* [Required work]:
Your job here is to restate every record exactly, pictures excluded.

* [Extracted data]:
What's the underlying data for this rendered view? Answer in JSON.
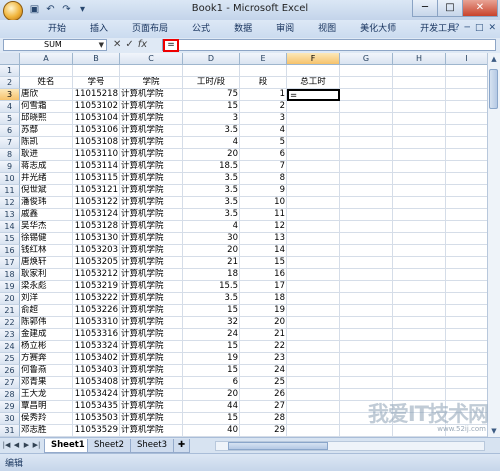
{
  "window": {
    "title": "Book1 - Microsoft Excel"
  },
  "quick_access": [
    "save-icon",
    "undo-icon",
    "redo-icon",
    "dropdown-icon"
  ],
  "window_buttons": {
    "minimize": "─",
    "maximize": "□",
    "close": "✕"
  },
  "ribbon": {
    "tabs": [
      "开始",
      "插入",
      "页面布局",
      "公式",
      "数据",
      "审阅",
      "视图",
      "美化大师",
      "开发工具"
    ],
    "right_icons": [
      "?",
      "─",
      "□",
      "✕"
    ]
  },
  "formula_bar": {
    "name_box": "SUM",
    "cancel": "✕",
    "enter": "✓",
    "fx": "fx",
    "value": "="
  },
  "grid": {
    "columns": [
      "A",
      "B",
      "C",
      "D",
      "E",
      "F",
      "G",
      "H",
      "I"
    ],
    "selected_column": "F",
    "selected_row": "3",
    "active_cell_value": "=",
    "header_row": {
      "row": "2",
      "a": "姓名",
      "b": "学号",
      "c": "学院",
      "d": "工时/段",
      "e": "段",
      "f": "总工时"
    },
    "rows": [
      {
        "row": "1",
        "a": "",
        "b": "",
        "c": "",
        "d": "",
        "e": ""
      },
      {
        "row": "3",
        "a": "唐欣",
        "b": "11015218",
        "c": "计算机学院",
        "d": "75",
        "e": "1"
      },
      {
        "row": "4",
        "a": "何雪霜",
        "b": "11053102",
        "c": "计算机学院",
        "d": "15",
        "e": "2"
      },
      {
        "row": "5",
        "a": "邱晓熙",
        "b": "11053104",
        "c": "计算机学院",
        "d": "3",
        "e": "3"
      },
      {
        "row": "6",
        "a": "苏鄢",
        "b": "11053106",
        "c": "计算机学院",
        "d": "3.5",
        "e": "4"
      },
      {
        "row": "7",
        "a": "陈凯",
        "b": "11053108",
        "c": "计算机学院",
        "d": "4",
        "e": "5"
      },
      {
        "row": "8",
        "a": "耿进",
        "b": "11053110",
        "c": "计算机学院",
        "d": "20",
        "e": "6"
      },
      {
        "row": "9",
        "a": "蒋志成",
        "b": "11053114",
        "c": "计算机学院",
        "d": "18.5",
        "e": "7"
      },
      {
        "row": "10",
        "a": "井光绪",
        "b": "11053115",
        "c": "计算机学院",
        "d": "3.5",
        "e": "8"
      },
      {
        "row": "11",
        "a": "  倪世斌",
        "b": "11053121",
        "c": "计算机学院",
        "d": "3.5",
        "e": "9"
      },
      {
        "row": "12",
        "a": "潘俊玮",
        "b": "11053122",
        "c": "计算机学院",
        "d": "3.5",
        "e": "10"
      },
      {
        "row": "13",
        "a": "戚鑫",
        "b": "11053124",
        "c": "计算机学院",
        "d": "3.5",
        "e": "11"
      },
      {
        "row": "14",
        "a": "吴华杰",
        "b": "11053128",
        "c": "计算机学院",
        "d": "4",
        "e": "12"
      },
      {
        "row": "15",
        "a": "徐锡健",
        "b": "11053130",
        "c": "计算机学院",
        "d": "30",
        "e": "13"
      },
      {
        "row": "16",
        "a": "钱红林",
        "b": "11053203",
        "c": "计算机学院",
        "d": "20",
        "e": "14"
      },
      {
        "row": "17",
        "a": "唐焕轩",
        "b": "11053205",
        "c": "计算机学院",
        "d": "21",
        "e": "15"
      },
      {
        "row": "18",
        "a": "耿家利",
        "b": "11053212",
        "c": "计算机学院",
        "d": "18",
        "e": "16"
      },
      {
        "row": "19",
        "a": "梁永彪",
        "b": "11053219",
        "c": "计算机学院",
        "d": "15.5",
        "e": "17"
      },
      {
        "row": "20",
        "a": "刘洋",
        "b": "11053222",
        "c": "计算机学院",
        "d": "3.5",
        "e": "18"
      },
      {
        "row": "21",
        "a": "俞超",
        "b": "11053226",
        "c": "计算机学院",
        "d": "15",
        "e": "19"
      },
      {
        "row": "22",
        "a": "陈郭伟",
        "b": "11053310",
        "c": "计算机学院",
        "d": "32",
        "e": "20"
      },
      {
        "row": "23",
        "a": "金建成",
        "b": "11053316",
        "c": "计算机学院",
        "d": "24",
        "e": "21"
      },
      {
        "row": "24",
        "a": "杨立彬",
        "b": "11053324",
        "c": "计算机学院",
        "d": "15",
        "e": "22"
      },
      {
        "row": "25",
        "a": "方赛奔",
        "b": "11053402",
        "c": "计算机学院",
        "d": "19",
        "e": "23"
      },
      {
        "row": "26",
        "a": "何鲁燕",
        "b": "11053403",
        "c": "计算机学院",
        "d": "15",
        "e": "24"
      },
      {
        "row": "27",
        "a": "邓青果",
        "b": "11053408",
        "c": "计算机学院",
        "d": "6",
        "e": "25"
      },
      {
        "row": "28",
        "a": "王大龙",
        "b": "11053424",
        "c": "计算机学院",
        "d": "20",
        "e": "26"
      },
      {
        "row": "29",
        "a": "覃昌明",
        "b": "11053435",
        "c": "计算机学院",
        "d": "44",
        "e": "27"
      },
      {
        "row": "30",
        "a": "侯秀羚",
        "b": "11053503",
        "c": "计算机学院",
        "d": "15",
        "e": "28"
      },
      {
        "row": "31",
        "a": "邓志胜",
        "b": "11053529",
        "c": "计算机学院",
        "d": "40",
        "e": "29"
      },
      {
        "row": "32",
        "a": "吴林俊",
        "b": "11053539",
        "c": "计算机学院",
        "d": "30",
        "e": "30"
      }
    ]
  },
  "sheets": [
    "Sheet1",
    "Sheet2",
    "Sheet3"
  ],
  "active_sheet": "Sheet1",
  "status": {
    "mode": "编辑"
  },
  "watermark": {
    "text": "我爱IT技术网",
    "url": "www.52ij.com"
  },
  "colors": {
    "title_bg": "#c3d4ea",
    "selected_header": "#f6c26b",
    "highlight": "#e00000"
  }
}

* [The completed task]:
What's the underlying data for this rendered view? Answer in JSON.
{
  "window": {
    "title": "Book1 - Microsoft Excel"
  },
  "quick_access": [
    "save-icon",
    "undo-icon",
    "redo-icon",
    "dropdown-icon"
  ],
  "window_buttons": {
    "minimize": "─",
    "maximize": "□",
    "close": "✕"
  },
  "ribbon": {
    "tabs": [
      "开始",
      "插入",
      "页面布局",
      "公式",
      "数据",
      "审阅",
      "视图",
      "美化大师",
      "开发工具"
    ],
    "right_icons": [
      "?",
      "─",
      "□",
      "✕"
    ]
  },
  "formula_bar": {
    "name_box": "SUM",
    "cancel": "✕",
    "enter": "✓",
    "fx": "fx",
    "value": "="
  },
  "grid": {
    "columns": [
      "A",
      "B",
      "C",
      "D",
      "E",
      "F",
      "G",
      "H",
      "I"
    ],
    "selected_column": "F",
    "selected_row": "3",
    "active_cell_value": "=",
    "header_row": {
      "row": "2",
      "a": "姓名",
      "b": "学号",
      "c": "学院",
      "d": "工时/段",
      "e": "段",
      "f": "总工时"
    },
    "rows": [
      {
        "row": "1",
        "a": "",
        "b": "",
        "c": "",
        "d": "",
        "e": ""
      },
      {
        "row": "3",
        "a": "唐欣",
        "b": "11015218",
        "c": "计算机学院",
        "d": "75",
        "e": "1"
      },
      {
        "row": "4",
        "a": "何雪霜",
        "b": "11053102",
        "c": "计算机学院",
        "d": "15",
        "e": "2"
      },
      {
        "row": "5",
        "a": "邱晓熙",
        "b": "11053104",
        "c": "计算机学院",
        "d": "3",
        "e": "3"
      },
      {
        "row": "6",
        "a": "苏鄢",
        "b": "11053106",
        "c": "计算机学院",
        "d": "3.5",
        "e": "4"
      },
      {
        "row": "7",
        "a": "陈凯",
        "b": "11053108",
        "c": "计算机学院",
        "d": "4",
        "e": "5"
      },
      {
        "row": "8",
        "a": "耿进",
        "b": "11053110",
        "c": "计算机学院",
        "d": "20",
        "e": "6"
      },
      {
        "row": "9",
        "a": "蒋志成",
        "b": "11053114",
        "c": "计算机学院",
        "d": "18.5",
        "e": "7"
      },
      {
        "row": "10",
        "a": "井光绪",
        "b": "11053115",
        "c": "计算机学院",
        "d": "3.5",
        "e": "8"
      },
      {
        "row": "11",
        "a": "  倪世斌",
        "b": "11053121",
        "c": "计算机学院",
        "d": "3.5",
        "e": "9"
      },
      {
        "row": "12",
        "a": "潘俊玮",
        "b": "11053122",
        "c": "计算机学院",
        "d": "3.5",
        "e": "10"
      },
      {
        "row": "13",
        "a": "戚鑫",
        "b": "11053124",
        "c": "计算机学院",
        "d": "3.5",
        "e": "11"
      },
      {
        "row": "14",
        "a": "吴华杰",
        "b": "11053128",
        "c": "计算机学院",
        "d": "4",
        "e": "12"
      },
      {
        "row": "15",
        "a": "徐锡健",
        "b": "11053130",
        "c": "计算机学院",
        "d": "30",
        "e": "13"
      },
      {
        "row": "16",
        "a": "钱红林",
        "b": "11053203",
        "c": "计算机学院",
        "d": "20",
        "e": "14"
      },
      {
        "row": "17",
        "a": "唐焕轩",
        "b": "11053205",
        "c": "计算机学院",
        "d": "21",
        "e": "15"
      },
      {
        "row": "18",
        "a": "耿家利",
        "b": "11053212",
        "c": "计算机学院",
        "d": "18",
        "e": "16"
      },
      {
        "row": "19",
        "a": "梁永彪",
        "b": "11053219",
        "c": "计算机学院",
        "d": "15.5",
        "e": "17"
      },
      {
        "row": "20",
        "a": "刘洋",
        "b": "11053222",
        "c": "计算机学院",
        "d": "3.5",
        "e": "18"
      },
      {
        "row": "21",
        "a": "俞超",
        "b": "11053226",
        "c": "计算机学院",
        "d": "15",
        "e": "19"
      },
      {
        "row": "22",
        "a": "陈郭伟",
        "b": "11053310",
        "c": "计算机学院",
        "d": "32",
        "e": "20"
      },
      {
        "row": "23",
        "a": "金建成",
        "b": "11053316",
        "c": "计算机学院",
        "d": "24",
        "e": "21"
      },
      {
        "row": "24",
        "a": "杨立彬",
        "b": "11053324",
        "c": "计算机学院",
        "d": "15",
        "e": "22"
      },
      {
        "row": "25",
        "a": "方赛奔",
        "b": "11053402",
        "c": "计算机学院",
        "d": "19",
        "e": "23"
      },
      {
        "row": "26",
        "a": "何鲁燕",
        "b": "11053403",
        "c": "计算机学院",
        "d": "15",
        "e": "24"
      },
      {
        "row": "27",
        "a": "邓青果",
        "b": "11053408",
        "c": "计算机学院",
        "d": "6",
        "e": "25"
      },
      {
        "row": "28",
        "a": "王大龙",
        "b": "11053424",
        "c": "计算机学院",
        "d": "20",
        "e": "26"
      },
      {
        "row": "29",
        "a": "覃昌明",
        "b": "11053435",
        "c": "计算机学院",
        "d": "44",
        "e": "27"
      },
      {
        "row": "30",
        "a": "侯秀羚",
        "b": "11053503",
        "c": "计算机学院",
        "d": "15",
        "e": "28"
      },
      {
        "row": "31",
        "a": "邓志胜",
        "b": "11053529",
        "c": "计算机学院",
        "d": "40",
        "e": "29"
      },
      {
        "row": "32",
        "a": "吴林俊",
        "b": "11053539",
        "c": "计算机学院",
        "d": "30",
        "e": "30"
      }
    ]
  },
  "sheets": [
    "Sheet1",
    "Sheet2",
    "Sheet3"
  ],
  "active_sheet": "Sheet1",
  "status": {
    "mode": "编辑"
  },
  "watermark": {
    "text": "我爱IT技术网",
    "url": "www.52ij.com"
  },
  "colors": {
    "title_bg": "#c3d4ea",
    "selected_header": "#f6c26b",
    "highlight": "#e00000"
  }
}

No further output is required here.